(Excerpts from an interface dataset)
□ □ □ □
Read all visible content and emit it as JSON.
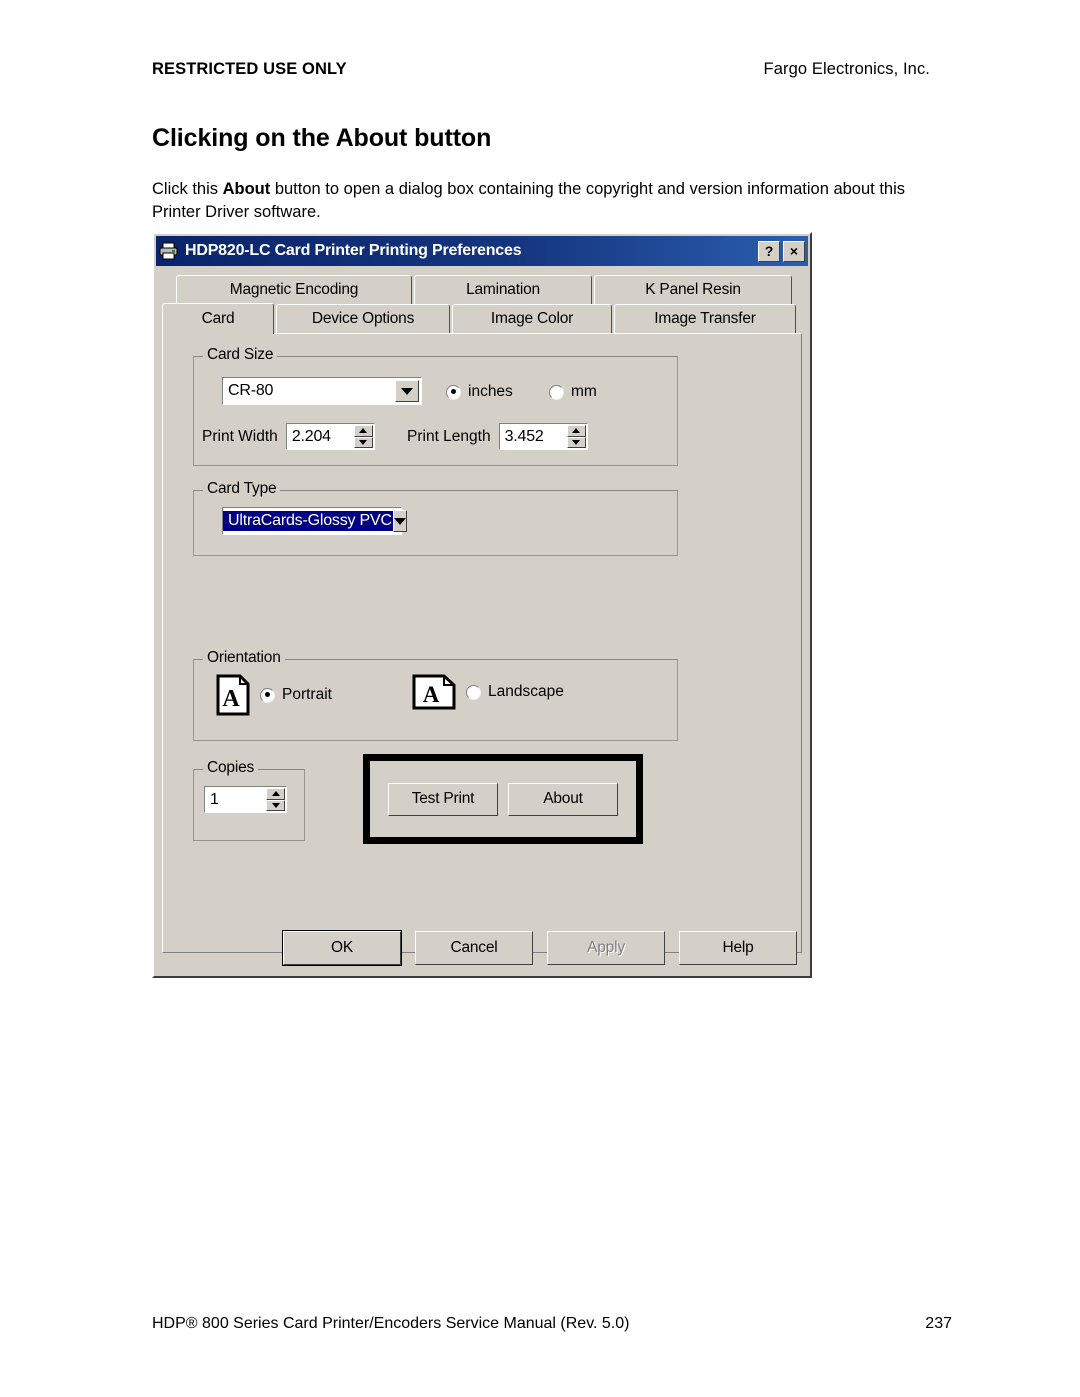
{
  "page": {
    "header_left": "RESTRICTED USE ONLY",
    "header_right": "Fargo Electronics, Inc.",
    "title": "Clicking on the About button",
    "paragraph_prefix": "Click this ",
    "paragraph_bold": "About",
    "paragraph_suffix": " button to open a dialog box containing the copyright and version information about this Printer Driver software.",
    "footer_left": "HDP® 800 Series Card Printer/Encoders Service Manual (Rev. 5.0)",
    "footer_right": "237"
  },
  "dialog": {
    "title": "HDP820-LC Card Printer Printing Preferences",
    "titlebar_icon": "printer-icon",
    "help_button": "?",
    "close_button": "×",
    "tabs_row1": [
      {
        "label": "Magnetic Encoding",
        "active": false
      },
      {
        "label": "Lamination",
        "active": false
      },
      {
        "label": "K Panel Resin",
        "active": false
      }
    ],
    "tabs_row2": [
      {
        "label": "Card",
        "active": true
      },
      {
        "label": "Device Options",
        "active": false
      },
      {
        "label": "Image Color",
        "active": false
      },
      {
        "label": "Image Transfer",
        "active": false
      }
    ],
    "card_size": {
      "group_label": "Card Size",
      "selected": "CR-80",
      "units": [
        {
          "label": "inches",
          "selected": true
        },
        {
          "label": "mm",
          "selected": false
        }
      ],
      "print_width_label": "Print Width",
      "print_width_value": "2.204",
      "print_length_label": "Print Length",
      "print_length_value": "3.452"
    },
    "card_type": {
      "group_label": "Card Type",
      "selected": "UltraCards-Glossy PVC"
    },
    "orientation": {
      "group_label": "Orientation",
      "options": [
        {
          "label": "Portrait",
          "selected": true,
          "glyph": "A"
        },
        {
          "label": "Landscape",
          "selected": false,
          "glyph": "A"
        }
      ]
    },
    "copies": {
      "group_label": "Copies",
      "value": "1"
    },
    "action_buttons": {
      "test_print": "Test Print",
      "about": "About"
    },
    "bottom_buttons": [
      {
        "label": "OK",
        "enabled": true,
        "default": true
      },
      {
        "label": "Cancel",
        "enabled": true,
        "default": false
      },
      {
        "label": "Apply",
        "enabled": false,
        "default": false
      },
      {
        "label": "Help",
        "enabled": true,
        "default": false
      }
    ]
  },
  "colors": {
    "dialog_face": "#d4d0c8",
    "titlebar_start": "#0a246a",
    "titlebar_end": "#2a5fb0",
    "selection_blue": "#000080",
    "highlight_box": "#000000",
    "disabled_text": "#808080"
  }
}
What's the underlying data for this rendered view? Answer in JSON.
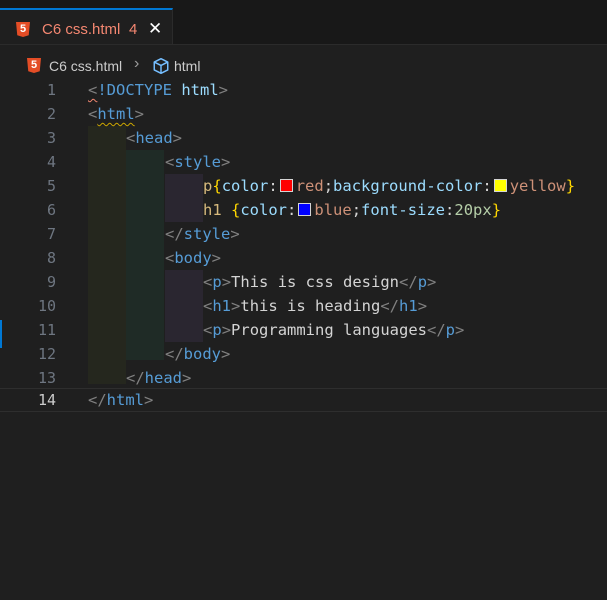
{
  "tab": {
    "label": "C6 css.html",
    "problem_count": "4",
    "close_glyph": "✕",
    "file_icon_text": "5"
  },
  "breadcrumb": {
    "file": "C6 css.html",
    "separator": "›",
    "symbol": "html"
  },
  "line_numbers": [
    "1",
    "2",
    "3",
    "4",
    "5",
    "6",
    "7",
    "8",
    "9",
    "10",
    "11",
    "12",
    "13",
    "14"
  ],
  "code": {
    "l1": {
      "open": "<",
      "decl": "!DOCTYPE",
      "attr": " html",
      "close": ">"
    },
    "l2": {
      "open": "<",
      "tag": "html",
      "close": ">"
    },
    "l3": {
      "open": "<",
      "tag": "head",
      "close": ">"
    },
    "l4": {
      "open": "<",
      "tag": "style",
      "close": ">"
    },
    "l5": {
      "sel": "p",
      "brace_open": "{",
      "prop1": "color",
      "colon1": ":",
      "val1": "red",
      "semi1": ";",
      "prop2": "background-color",
      "colon2": ":",
      "val2": "yellow",
      "brace_close": "}"
    },
    "l6": {
      "sel": "h1 ",
      "brace_open": "{",
      "prop1": "color",
      "colon1": ":",
      "val1": "blue",
      "semi1": ";",
      "prop2": "font-size",
      "colon2": ":",
      "val2": "20px",
      "brace_close": "}"
    },
    "l7": {
      "open": "</",
      "tag": "style",
      "close": ">"
    },
    "l8": {
      "open": "<",
      "tag": "body",
      "close": ">"
    },
    "l9": {
      "open": "<",
      "tag": "p",
      "close": ">",
      "text": "This is css design",
      "eopen": "</",
      "etag": "p",
      "eclose": ">"
    },
    "l10": {
      "open": "<",
      "tag": "h1",
      "close": ">",
      "text": "this is heading",
      "eopen": "</",
      "etag": "h1",
      "eclose": ">"
    },
    "l11": {
      "open": "<",
      "tag": "p",
      "close": ">",
      "text": "Programming languages",
      "eopen": "</",
      "etag": "p",
      "eclose": ">"
    },
    "l12": {
      "open": "</",
      "tag": "body",
      "close": ">"
    },
    "l13": {
      "open": "</",
      "tag": "head",
      "close": ">"
    },
    "l14": {
      "open": "</",
      "tag": "html",
      "close": ">"
    }
  },
  "swatches": {
    "red": "#ff0000",
    "yellow": "#ffff00",
    "blue": "#0000ff"
  },
  "colors": {
    "accent": "#0078d4",
    "error": "#f48771",
    "background": "#1f1f1f"
  }
}
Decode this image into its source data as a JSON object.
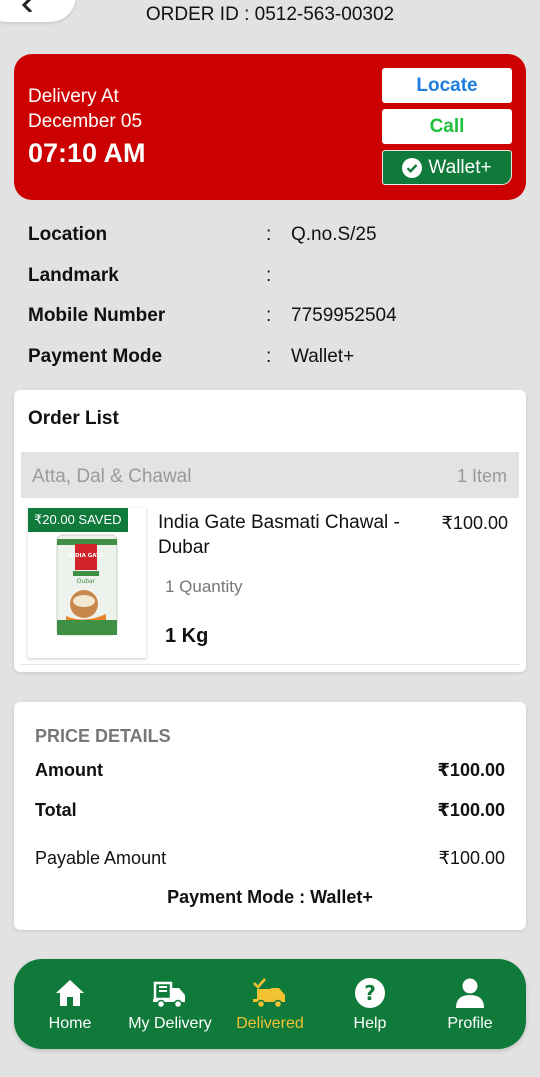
{
  "header": {
    "order_id": "ORDER ID : 0512-563-00302"
  },
  "delivery": {
    "heading": "Delivery At",
    "date": "December 05",
    "time": "07:10 AM",
    "locate_label": "Locate",
    "call_label": "Call",
    "wallet_label": "Wallet+"
  },
  "details": [
    {
      "label": "Location",
      "colon": ":",
      "value": "Q.no.S/25"
    },
    {
      "label": "Landmark",
      "colon": ":",
      "value": ""
    },
    {
      "label": "Mobile Number",
      "colon": ":",
      "value": "7759952504"
    },
    {
      "label": "Payment Mode",
      "colon": ":",
      "value": "Wallet+"
    }
  ],
  "order_list": {
    "title": "Order List",
    "category": "Atta, Dal & Chawal",
    "item_count": "1 Item",
    "product": {
      "saved": "₹20.00 SAVED",
      "name": "India Gate Basmati Chawal - Dubar",
      "price": "₹100.00",
      "quantity": "1 Quantity",
      "weight": "1 Kg",
      "package_brand": "INDIA GATE",
      "package_variant": "Dubar"
    }
  },
  "price_details": {
    "heading": "PRICE DETAILS",
    "amount_label": "Amount",
    "amount_value": "₹100.00",
    "total_label": "Total",
    "total_value": "₹100.00",
    "payable_label": "Payable Amount",
    "payable_value": "₹100.00",
    "payment_mode": "Payment Mode : Wallet+"
  },
  "nav": {
    "items": [
      {
        "label": "Home",
        "icon": "home-icon"
      },
      {
        "label": "My Delivery",
        "icon": "delivery-truck-icon"
      },
      {
        "label": "Delivered",
        "icon": "delivered-truck-icon"
      },
      {
        "label": "Help",
        "icon": "help-icon"
      },
      {
        "label": "Profile",
        "icon": "profile-icon"
      }
    ],
    "active_color": "#f2c233"
  },
  "colors": {
    "red": "#cc0000",
    "green": "#0f7a3a",
    "locate_blue": "#1e7ee0",
    "call_green": "#1fc03c"
  }
}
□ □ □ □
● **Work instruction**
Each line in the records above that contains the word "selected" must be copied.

● **Solution for this problem**
      "selected": "CR-80",
          "selected": true
          "selected": false
      "selected": "UltraCards-Glossy PVC"
          "selected": true,
          "selected": false,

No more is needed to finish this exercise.